Appeal from the Circuit Court of Cook County; the Hon. Arthur
L. Dunne, Judge, presiding.
PRESIDING JUSTICE RIZZI DELIVERED THE OPINION OF THE COURT:
Plaintiff, Rubenstein Lumber Company, sought a declaratory judgment that defendant, Aetna Life and Casualty Company, must defend and indemnify plaintiff in an action for retaliatory discharge brought against plaintiff by a former employee who had filed a claim under the Workers' Compensation Act (Ill. Rev. Stat. 1983, ch. 48, par. 138.1 et seq.). The court entered summary judgment in favor of defendant, and plaintiff appeals. We affirm.
The facts of this case are undisputed. On March 23, 1979, one of plaintiff's employees, who sustained accidental injuries arising out of and in the course of his employment, filed an application for adjustment of claim with the Industrial Commission. This employee subsequently filed a complaint against plaintiff alleging that he was discharged in retaliation for filing a workers' compensation claim. Retaliatory terminations are prohibited by the Workers' Compensation Act, which provides that "[i]t shall be unlawful for any employer * * * to discharge or to threaten to discharge, or to refuse to rehire or recall to active service in a suitable capacity an employee because of the exercise of his rights or remedies granted to him by this Act." Ill. Rev. Stat. 1979, ch. 48, par. 138.4(h).
From July 1, 1978, to July 1, 1980, plaintiff paid premiums to defendant for a "Workmen's Compensation and Employers' Liability Policy." Under the policy, defendant agreed "[t]o pay promptly when due all compensation and other benefits required of the Insured by the workmen's compensation law" and to "defend any proceeding against the Insured seeking such benefits * * *."
The issue here is whether, under the terms of the insurance policy, defendant is required to defend and indemnify plaintiff in the retaliatory discharge action. Plaintiff contends that the retaliatory discharge action, though a common law action, arises out of the Workers' Compensation Act and is therefore a proceeding within the meaning of the policy. Plaintiff further contends that the retaliatory discharge action seeks compensatory damages which constitute compensation within the meaning of the policy. We reject plaintiff's arguments.
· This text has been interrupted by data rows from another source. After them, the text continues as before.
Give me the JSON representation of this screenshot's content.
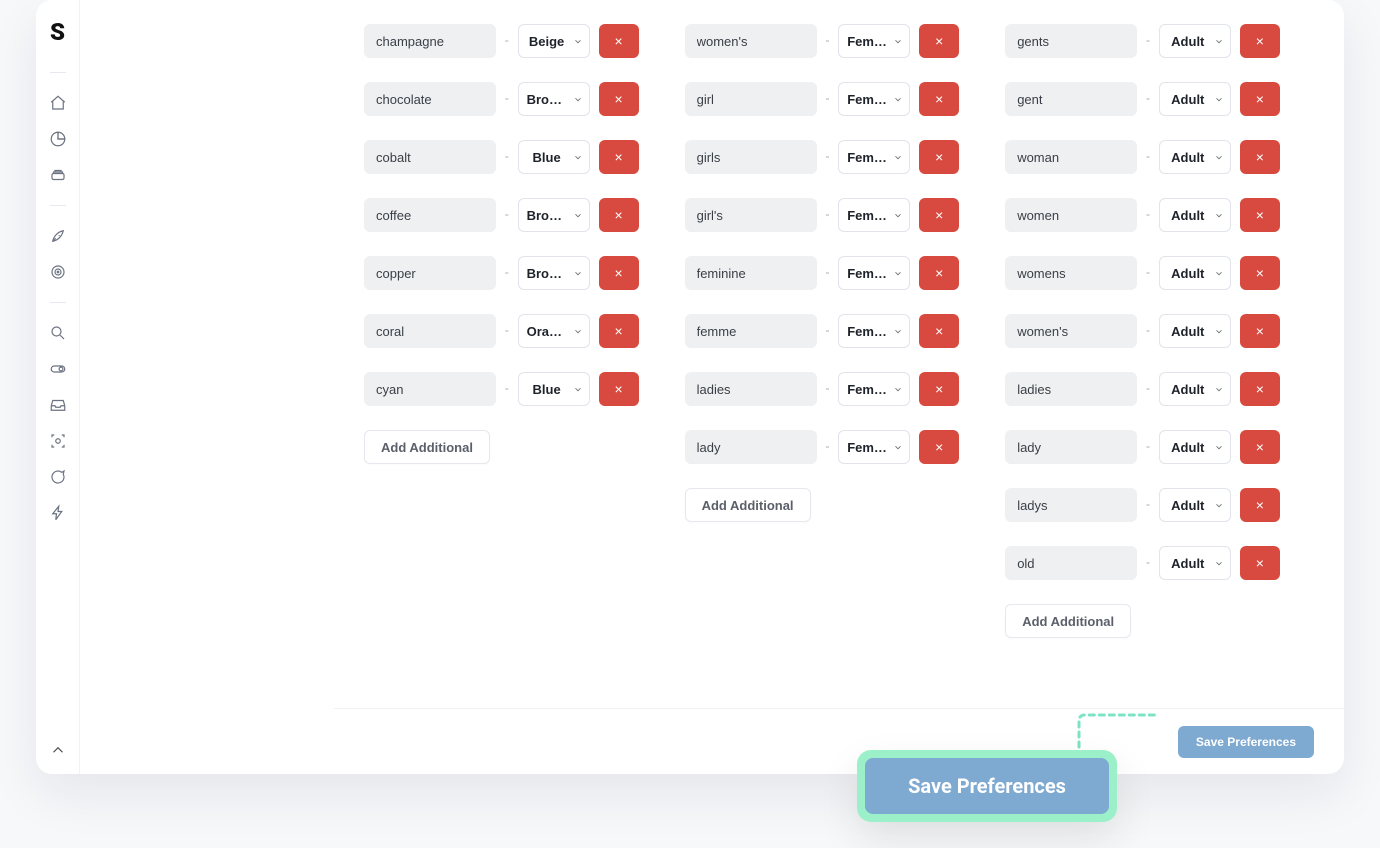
{
  "brand": "S",
  "addAdditionalLabel": "Add Additional",
  "savePreferencesLabel": "Save Preferences",
  "calloutSaveLabel": "Save Preferences",
  "columns": [
    {
      "id": "colors",
      "rows": [
        {
          "term": "champagne",
          "value": "Beige"
        },
        {
          "term": "chocolate",
          "value": "Brown"
        },
        {
          "term": "cobalt",
          "value": "Blue"
        },
        {
          "term": "coffee",
          "value": "Brown"
        },
        {
          "term": "copper",
          "value": "Brown"
        },
        {
          "term": "coral",
          "value": "Orange"
        },
        {
          "term": "cyan",
          "value": "Blue"
        }
      ]
    },
    {
      "id": "gender",
      "rows": [
        {
          "term": "women's",
          "value": "Female"
        },
        {
          "term": "girl",
          "value": "Female"
        },
        {
          "term": "girls",
          "value": "Female"
        },
        {
          "term": "girl's",
          "value": "Female"
        },
        {
          "term": "feminine",
          "value": "Female"
        },
        {
          "term": "femme",
          "value": "Female"
        },
        {
          "term": "ladies",
          "value": "Female"
        },
        {
          "term": "lady",
          "value": "Female"
        }
      ]
    },
    {
      "id": "age",
      "rows": [
        {
          "term": "gents",
          "value": "Adult"
        },
        {
          "term": "gent",
          "value": "Adult"
        },
        {
          "term": "woman",
          "value": "Adult"
        },
        {
          "term": "women",
          "value": "Adult"
        },
        {
          "term": "womens",
          "value": "Adult"
        },
        {
          "term": "women's",
          "value": "Adult"
        },
        {
          "term": "ladies",
          "value": "Adult"
        },
        {
          "term": "lady",
          "value": "Adult"
        },
        {
          "term": "ladys",
          "value": "Adult"
        },
        {
          "term": "old",
          "value": "Adult"
        }
      ]
    }
  ]
}
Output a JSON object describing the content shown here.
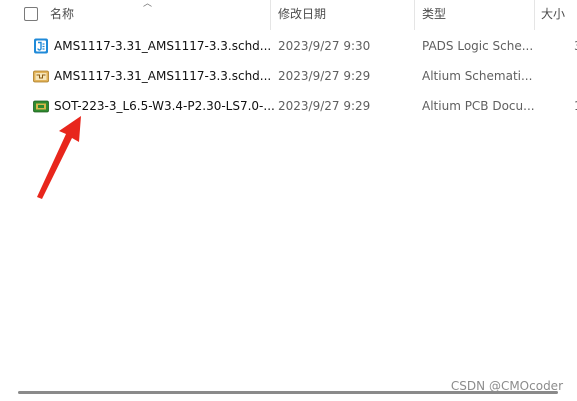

The policy in this case does not require defendant to defend plaintiff in any proceeding, for the pertinent provision in the policy does not end with the word "proceeding." Rather, the provision requires defendant to defend plaintiff in "any proceeding against the Insured seeking such benefits * * *." The benefits to which this provision refers are those described in the earlier "Coverage A — Workmen's Compensation" provision as "all compensation and other benefits required of the Insured by the workmen's compensation law." Thus, defendant agreed to defend plaintiff in any proceeding seeking compensation and other benefits required of the insured by the Workers' Compensation Act. We must therefore refer to the Act itself. Though the Act expressly prohibits retaliatory discharges (Ill. Rev. Stat. 1979, ch. 48, par. 138.4(h)), the Act does not provide for any compensation or benefits to an employee in the event that his employer violates the Act by discharging the employee in retaliation for filing a workers' compensation claim. While the tort of retaliatory discharge exists in order to uphold and implement public policy such as that mandated by the Workers' Compensation Act (see Palmateer v. International Harvester Co. (1981), 85 Ill.2d 124, 129-32, 421 N.E.2d 876, 878-79), it is independent of the prohibition against retaliatory discharge which is found in the Act itself (see Kelsay v. Motorola, Inc. (1978), 74 Ill.2d 172, 181-82, 384 N.E.2d 353, 357). In addition, compensatory damages, which have been defined as damages which make good or replace the loss caused by wrong or injury (see Cody v. American Educational Co. (1907), 131 Ill. App. 240, 242), are not within the plain and ordinary meaning of the word "compensation." Therefore, we believe that a tort action seeking compensatory damages as a result of a retaliatory discharge is not a proceeding seeking compensation and other benefits required of the employer by the Workers' Compensation Act. We conclude that under the terms of the policy here, defendant is not required to defend and indemnify plaintiff in the retaliatory discharge action brought by one of plaintiff's employees. Moreover, even if the policy was written to expressly require defendant to defend and indemnify plaintiff in the retaliatory discharge action, we believe that such a provision would be void as against public policy, for it would be an attempt to indemnify and insure the company for damages resulting from its voluntary misconduct. An agreement to indemnify or insure against one's voluntary, not accidental, misconduct is against public policy and unenforceable. See Davis v. Commonwealth Edison Co. (1975), 61 Ill.2d 494, 500-01, 336 N.E.2d 881, 885.
Accordingly, the judgment of the trial court is affirmed.
McGILLICUDDY and WHITE, JJ., concur.